What Nicole says

Love and war. I never knew my paternal grandfather. He fought during The Great War

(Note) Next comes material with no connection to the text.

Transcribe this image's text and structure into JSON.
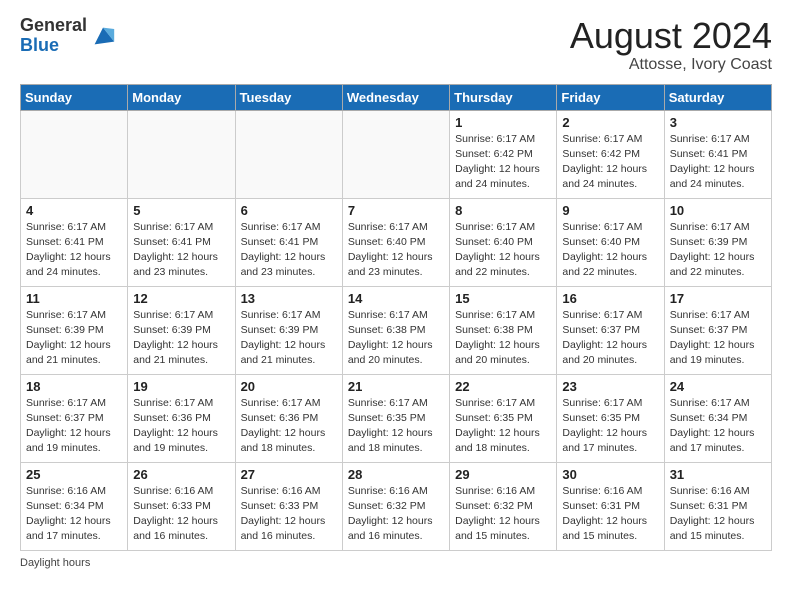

Sunset Ridge and was awarded the Military Medal for gallantry. A few days later he was severely wounded, but eventually returned home to resume the management of our property. My grandfather’s letters home while at war became the catalyst for Sunset Ridge. This novel is ultimately a love story. Love between friends, between men and women, for those war dogs that served on the front and love for our magnificent country at one of the most tumultuous periods in Australia’s history. What I discovered while researching the novel? A French Red Cross dog named Prusco is credited with saving the lives of over 100 men in one day, including even pulling some back into the safety of the trenches. In Sunset Ridge, Roland the war dog is based on Prusco. I can only marvel at the tenacity of such an animal who traversed barbed wire, shell holes and chemical gases while under fire to rescue the wounded.